[Records for this exercise]
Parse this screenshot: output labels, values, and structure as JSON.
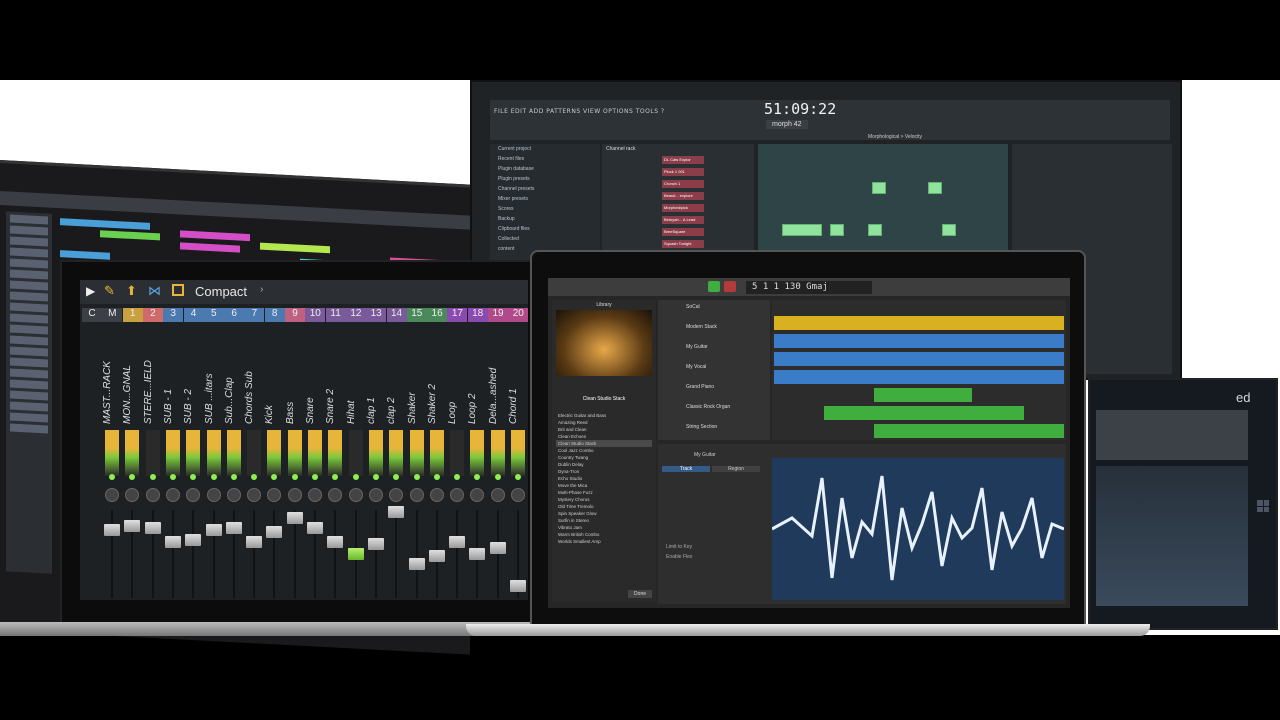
{
  "fl_studio": {
    "menu": "FILE  EDIT  ADD  PATTERNS  VIEW  OPTIONS  TOOLS  ?",
    "time": "51:09:22",
    "pattern": "morph 42",
    "browser": [
      "Current project",
      "Recent files",
      "Plugin database",
      "Plugin presets",
      "Channel presets",
      "Mixer presets",
      "Scores",
      "Backup",
      "Clipboard files",
      "Collected",
      "content"
    ],
    "rack_title": "Channel rack",
    "channels": [
      "DL Cats Explor",
      "Pluck 1 001",
      "Crunch 1",
      "Beauti... explore",
      "Morphed/pick",
      "Betoyah... A Lead",
      "BreeSquare",
      "Squash Tonight",
      "The Talkback"
    ],
    "piano_roll_label": "Morphological > Velocity"
  },
  "mixer": {
    "title": "Compact",
    "numbers": [
      "C",
      "M",
      "1",
      "2",
      "3",
      "4",
      "5",
      "6",
      "7",
      "8",
      "9",
      "10",
      "11",
      "12",
      "13",
      "14",
      "15",
      "16",
      "17",
      "18",
      "19",
      "20"
    ],
    "tracks": [
      "MAST...RACK",
      "MON...GNAL",
      "STERE...IELD",
      "SUB - 1",
      "SUB - 2",
      "SUB ...itars",
      "Sub...Clap",
      "Chords Sub",
      "Kick",
      "Bass",
      "Snare",
      "Snare 2",
      "Hihat",
      "clap 1",
      "clap 2",
      "Shaker",
      "Shaker 2",
      "Loop",
      "Loop 2",
      "Dela...ashed",
      "Chord 1"
    ]
  },
  "garageband": {
    "lcd": "5 1  1   130  Gmaj",
    "library_title": "Library",
    "library_caption": "Clean Studio Stack",
    "library_items": [
      "Electric Guitar and Bass",
      "Amazing Reed",
      "Brit and Clean",
      "Clean Echoes",
      "Clean Studio Stack",
      "Cool Jazz Combo",
      "Country Twang",
      "Dublin Delay",
      "Dyna-Tron",
      "Echo Studio",
      "Move the Mica",
      "Multi-Phase Fuzz",
      "Mystery Chorus",
      "Old Time Tremolo",
      "Spin Speaker Glow",
      "Surfin in Stereo",
      "Vibrato Jam",
      "Warm British Combo",
      "Worlds Smallest Amp"
    ],
    "selected_item": "Clean Studio Stack",
    "tracks": [
      "SoCal",
      "Modern Stack",
      "My Guitar",
      "My Vocal",
      "Grand Piano",
      "Classic Rock Organ",
      "String Section"
    ],
    "editor_tabs": [
      "Track",
      "Region"
    ],
    "editor_region": "My Guitar",
    "editor_options": [
      "Limit to Key",
      "Enable Flex"
    ],
    "done_label": "Done"
  },
  "tablet": {
    "label": "ed"
  },
  "colors": {
    "mixer_accent": "#e6b53a",
    "fl_note": "#8fe39c",
    "gb_blue": "#3a7cc8",
    "gb_green": "#3fae3f",
    "gb_yellow": "#d8b020"
  }
}
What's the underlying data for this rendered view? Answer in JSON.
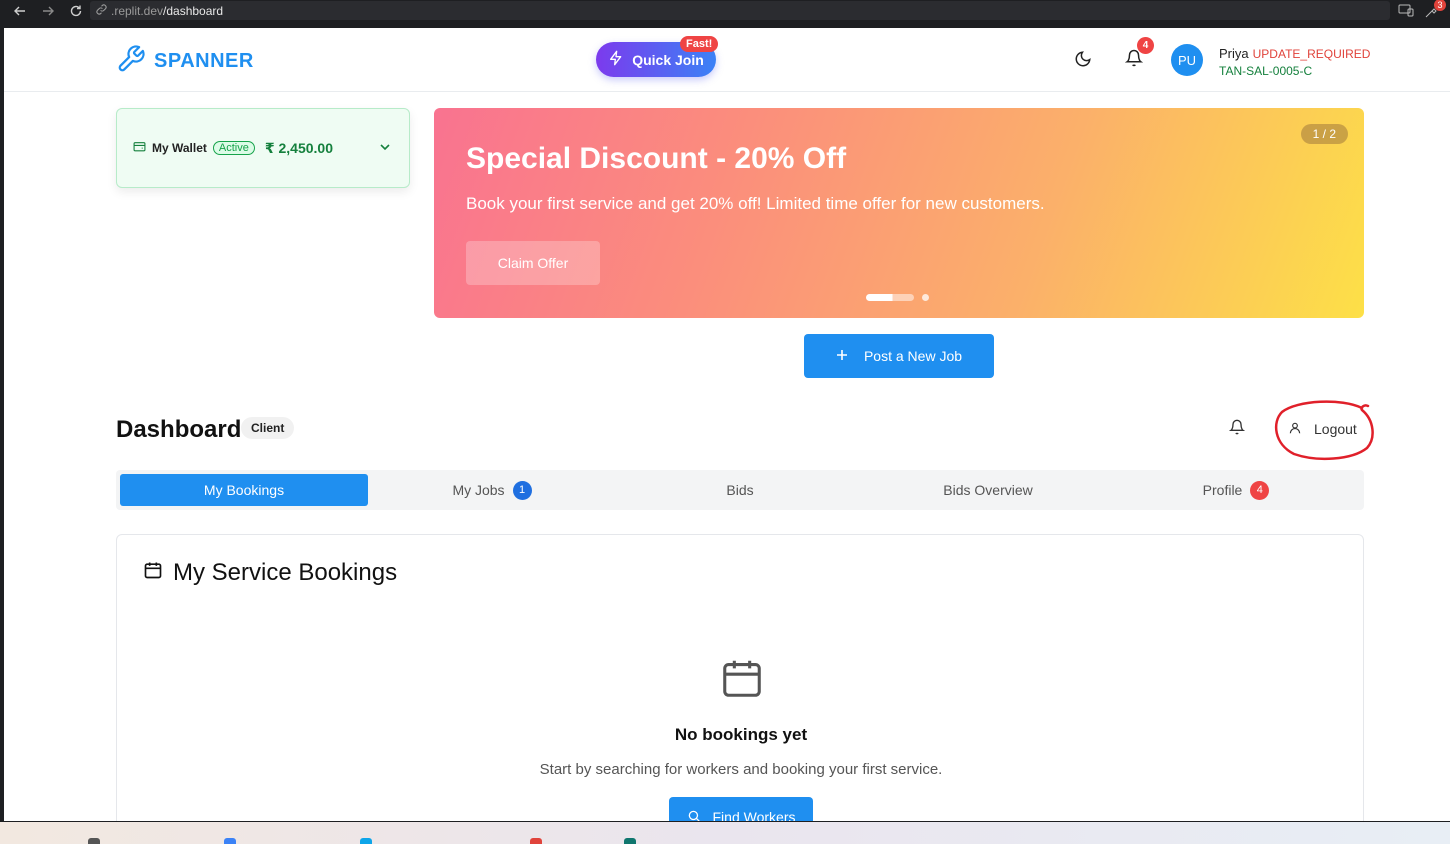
{
  "browser": {
    "url_host": ".replit.dev",
    "url_path": "/dashboard",
    "extension_badge": "3"
  },
  "header": {
    "brand": "SPANNER",
    "quick_join_label": "Quick Join",
    "fast_badge": "Fast!",
    "notification_count": "4",
    "avatar_initials": "PU",
    "user_name": "Priya",
    "user_status": "UPDATE_REQUIRED",
    "user_id": "TAN-SAL-0005-C"
  },
  "wallet": {
    "label": "My Wallet",
    "status": "Active",
    "amount": "₹ 2,450.00"
  },
  "banner": {
    "counter": "1 / 2",
    "title": "Special Discount - 20% Off",
    "subtitle": "Book your first service and get 20% off! Limited time offer for new customers.",
    "cta": "Claim Offer"
  },
  "post_job_label": "Post a New Job",
  "dashboard": {
    "title": "Dashboard",
    "role_chip": "Client",
    "logout_label": "Logout"
  },
  "tabs": [
    {
      "label": "My Bookings",
      "badge": ""
    },
    {
      "label": "My Jobs",
      "badge": "1"
    },
    {
      "label": "Bids",
      "badge": ""
    },
    {
      "label": "Bids Overview",
      "badge": ""
    },
    {
      "label": "Profile",
      "badge": "4"
    }
  ],
  "bookings": {
    "title": "My Service Bookings",
    "empty_title": "No bookings yet",
    "empty_subtitle": "Start by searching for workers and booking your first service.",
    "find_workers_label": "Find Workers"
  },
  "colors": {
    "primary": "#1f8ff0",
    "success": "#15803d",
    "danger": "#ef4444"
  }
}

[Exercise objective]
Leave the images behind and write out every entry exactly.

[Response for this exercise]
Parse this screenshot: output labels, values, and structure as JSON.
{
  "fl_studio": {
    "menu": "FILE  EDIT  ADD  PATTERNS  VIEW  OPTIONS  TOOLS  ?",
    "time": "51:09:22",
    "pattern": "morph 42",
    "browser": [
      "Current project",
      "Recent files",
      "Plugin database",
      "Plugin presets",
      "Channel presets",
      "Mixer presets",
      "Scores",
      "Backup",
      "Clipboard files",
      "Collected",
      "content"
    ],
    "rack_title": "Channel rack",
    "channels": [
      "DL Cats Explor",
      "Pluck 1 001",
      "Crunch 1",
      "Beauti... explore",
      "Morphed/pick",
      "Betoyah... A Lead",
      "BreeSquare",
      "Squash Tonight",
      "The Talkback"
    ],
    "piano_roll_label": "Morphological > Velocity"
  },
  "mixer": {
    "title": "Compact",
    "numbers": [
      "C",
      "M",
      "1",
      "2",
      "3",
      "4",
      "5",
      "6",
      "7",
      "8",
      "9",
      "10",
      "11",
      "12",
      "13",
      "14",
      "15",
      "16",
      "17",
      "18",
      "19",
      "20"
    ],
    "tracks": [
      "MAST...RACK",
      "MON...GNAL",
      "STERE...IELD",
      "SUB - 1",
      "SUB - 2",
      "SUB ...itars",
      "Sub...Clap",
      "Chords Sub",
      "Kick",
      "Bass",
      "Snare",
      "Snare 2",
      "Hihat",
      "clap 1",
      "clap 2",
      "Shaker",
      "Shaker 2",
      "Loop",
      "Loop 2",
      "Dela...ashed",
      "Chord 1"
    ]
  },
  "garageband": {
    "lcd": "5 1  1   130  Gmaj",
    "library_title": "Library",
    "library_caption": "Clean Studio Stack",
    "library_items": [
      "Electric Guitar and Bass",
      "Amazing Reed",
      "Brit and Clean",
      "Clean Echoes",
      "Clean Studio Stack",
      "Cool Jazz Combo",
      "Country Twang",
      "Dublin Delay",
      "Dyna-Tron",
      "Echo Studio",
      "Move the Mica",
      "Multi-Phase Fuzz",
      "Mystery Chorus",
      "Old Time Tremolo",
      "Spin Speaker Glow",
      "Surfin in Stereo",
      "Vibrato Jam",
      "Warm British Combo",
      "Worlds Smallest Amp"
    ],
    "selected_item": "Clean Studio Stack",
    "tracks": [
      "SoCal",
      "Modern Stack",
      "My Guitar",
      "My Vocal",
      "Grand Piano",
      "Classic Rock Organ",
      "String Section"
    ],
    "editor_tabs": [
      "Track",
      "Region"
    ],
    "editor_region": "My Guitar",
    "editor_options": [
      "Limit to Key",
      "Enable Flex"
    ],
    "done_label": "Done"
  },
  "tablet": {
    "label": "ed"
  },
  "colors": {
    "mixer_accent": "#e6b53a",
    "fl_note": "#8fe39c",
    "gb_blue": "#3a7cc8",
    "gb_green": "#3fae3f",
    "gb_yellow": "#d8b020"
  }
}
What's the underlying data for this rendered view? Answer in JSON.
{
  "browser": {
    "url_host": ".replit.dev",
    "url_path": "/dashboard",
    "extension_badge": "3"
  },
  "header": {
    "brand": "SPANNER",
    "quick_join_label": "Quick Join",
    "fast_badge": "Fast!",
    "notification_count": "4",
    "avatar_initials": "PU",
    "user_name": "Priya",
    "user_status": "UPDATE_REQUIRED",
    "user_id": "TAN-SAL-0005-C"
  },
  "wallet": {
    "label": "My Wallet",
    "status": "Active",
    "amount": "₹ 2,450.00"
  },
  "banner": {
    "counter": "1 / 2",
    "title": "Special Discount - 20% Off",
    "subtitle": "Book your first service and get 20% off! Limited time offer for new customers.",
    "cta": "Claim Offer"
  },
  "post_job_label": "Post a New Job",
  "dashboard": {
    "title": "Dashboard",
    "role_chip": "Client",
    "logout_label": "Logout"
  },
  "tabs": [
    {
      "label": "My Bookings",
      "badge": ""
    },
    {
      "label": "My Jobs",
      "badge": "1"
    },
    {
      "label": "Bids",
      "badge": ""
    },
    {
      "label": "Bids Overview",
      "badge": ""
    },
    {
      "label": "Profile",
      "badge": "4"
    }
  ],
  "bookings": {
    "title": "My Service Bookings",
    "empty_title": "No bookings yet",
    "empty_subtitle": "Start by searching for workers and booking your first service.",
    "find_workers_label": "Find Workers"
  },
  "colors": {
    "primary": "#1f8ff0",
    "success": "#15803d",
    "danger": "#ef4444"
  }
}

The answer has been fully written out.